Page and application data records
··········

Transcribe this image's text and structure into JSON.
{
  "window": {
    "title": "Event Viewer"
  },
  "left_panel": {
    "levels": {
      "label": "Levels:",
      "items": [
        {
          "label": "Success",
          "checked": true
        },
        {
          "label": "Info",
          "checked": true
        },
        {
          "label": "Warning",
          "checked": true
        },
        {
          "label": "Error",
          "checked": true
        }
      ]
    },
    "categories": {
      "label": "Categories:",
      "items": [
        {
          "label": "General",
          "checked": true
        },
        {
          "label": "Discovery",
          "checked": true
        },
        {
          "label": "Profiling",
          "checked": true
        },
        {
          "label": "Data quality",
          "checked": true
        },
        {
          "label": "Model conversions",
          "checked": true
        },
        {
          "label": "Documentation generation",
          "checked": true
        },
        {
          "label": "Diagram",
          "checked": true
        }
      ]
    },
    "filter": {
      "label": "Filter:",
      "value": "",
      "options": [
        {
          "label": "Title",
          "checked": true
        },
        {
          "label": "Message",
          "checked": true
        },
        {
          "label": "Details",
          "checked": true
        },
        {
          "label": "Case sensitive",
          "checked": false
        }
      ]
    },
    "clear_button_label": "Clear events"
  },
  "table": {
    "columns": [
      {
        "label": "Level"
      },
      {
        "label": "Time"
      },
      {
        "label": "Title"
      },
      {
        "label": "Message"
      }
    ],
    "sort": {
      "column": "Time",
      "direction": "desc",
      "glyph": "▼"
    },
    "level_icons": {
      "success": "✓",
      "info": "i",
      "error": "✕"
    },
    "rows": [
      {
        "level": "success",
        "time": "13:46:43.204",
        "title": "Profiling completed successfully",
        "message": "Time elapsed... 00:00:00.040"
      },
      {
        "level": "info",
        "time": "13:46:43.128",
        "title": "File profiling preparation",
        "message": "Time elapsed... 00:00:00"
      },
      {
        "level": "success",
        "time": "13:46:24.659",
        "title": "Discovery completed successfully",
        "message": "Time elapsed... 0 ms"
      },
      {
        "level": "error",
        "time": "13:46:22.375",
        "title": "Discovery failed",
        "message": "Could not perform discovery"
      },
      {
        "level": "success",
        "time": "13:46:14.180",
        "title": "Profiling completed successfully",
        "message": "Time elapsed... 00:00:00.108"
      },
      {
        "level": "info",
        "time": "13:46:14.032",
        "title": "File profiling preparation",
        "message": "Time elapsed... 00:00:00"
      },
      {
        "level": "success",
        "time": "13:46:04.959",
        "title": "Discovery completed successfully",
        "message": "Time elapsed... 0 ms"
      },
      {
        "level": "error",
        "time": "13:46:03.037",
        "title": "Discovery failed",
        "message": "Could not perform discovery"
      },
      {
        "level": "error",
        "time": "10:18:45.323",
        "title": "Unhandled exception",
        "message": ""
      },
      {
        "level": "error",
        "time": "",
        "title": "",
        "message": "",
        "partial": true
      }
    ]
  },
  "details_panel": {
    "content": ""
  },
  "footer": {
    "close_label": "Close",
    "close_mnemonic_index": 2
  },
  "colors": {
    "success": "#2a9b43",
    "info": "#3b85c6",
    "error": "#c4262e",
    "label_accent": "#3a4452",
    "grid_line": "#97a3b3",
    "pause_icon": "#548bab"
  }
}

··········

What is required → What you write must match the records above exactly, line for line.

Your solution →
Transcribe this image's text and structure into JSON.
{
  "window": {
    "title": "Event Viewer"
  },
  "left_panel": {
    "levels": {
      "label": "Levels:",
      "items": [
        {
          "label": "Success",
          "checked": true
        },
        {
          "label": "Info",
          "checked": true
        },
        {
          "label": "Warning",
          "checked": true
        },
        {
          "label": "Error",
          "checked": true
        }
      ]
    },
    "categories": {
      "label": "Categories:",
      "items": [
        {
          "label": "General",
          "checked": true
        },
        {
          "label": "Discovery",
          "checked": true
        },
        {
          "label": "Profiling",
          "checked": true
        },
        {
          "label": "Data quality",
          "checked": true
        },
        {
          "label": "Model conversions",
          "checked": true
        },
        {
          "label": "Documentation generation",
          "checked": true
        },
        {
          "label": "Diagram",
          "checked": true
        }
      ]
    },
    "filter": {
      "label": "Filter:",
      "value": "",
      "options": [
        {
          "label": "Title",
          "checked": true
        },
        {
          "label": "Message",
          "checked": true
        },
        {
          "label": "Details",
          "checked": true
        },
        {
          "label": "Case sensitive",
          "checked": false
        }
      ]
    },
    "clear_button_label": "Clear events"
  },
  "table": {
    "columns": [
      {
        "label": "Level"
      },
      {
        "label": "Time"
      },
      {
        "label": "Title"
      },
      {
        "label": "Message"
      }
    ],
    "sort": {
      "column": "Time",
      "direction": "desc",
      "glyph": "▼"
    },
    "level_icons": {
      "success": "✓",
      "info": "i",
      "error": "✕"
    },
    "rows": [
      {
        "level": "success",
        "time": "13:46:43.204",
        "title": "Profiling completed successfully",
        "message": "Time elapsed... 00:00:00.040"
      },
      {
        "level": "info",
        "time": "13:46:43.128",
        "title": "File profiling preparation",
        "message": "Time elapsed... 00:00:00"
      },
      {
        "level": "success",
        "time": "13:46:24.659",
        "title": "Discovery completed successfully",
        "message": "Time elapsed... 0 ms"
      },
      {
        "level": "error",
        "time": "13:46:22.375",
        "title": "Discovery failed",
        "message": "Could not perform discovery"
      },
      {
        "level": "success",
        "time": "13:46:14.180",
        "title": "Profiling completed successfully",
        "message": "Time elapsed... 00:00:00.108"
      },
      {
        "level": "info",
        "time": "13:46:14.032",
        "title": "File profiling preparation",
        "message": "Time elapsed... 00:00:00"
      },
      {
        "level": "success",
        "time": "13:46:04.959",
        "title": "Discovery completed successfully",
        "message": "Time elapsed... 0 ms"
      },
      {
        "level": "error",
        "time": "13:46:03.037",
        "title": "Discovery failed",
        "message": "Could not perform discovery"
      },
      {
        "level": "error",
        "time": "10:18:45.323",
        "title": "Unhandled exception",
        "message": ""
      },
      {
        "level": "error",
        "time": "",
        "title": "",
        "message": "",
        "partial": true
      }
    ]
  },
  "details_panel": {
    "content": ""
  },
  "footer": {
    "close_label": "Close",
    "close_mnemonic_index": 2
  },
  "colors": {
    "success": "#2a9b43",
    "info": "#3b85c6",
    "error": "#c4262e",
    "label_accent": "#3a4452",
    "grid_line": "#97a3b3",
    "pause_icon": "#548bab"
  }
}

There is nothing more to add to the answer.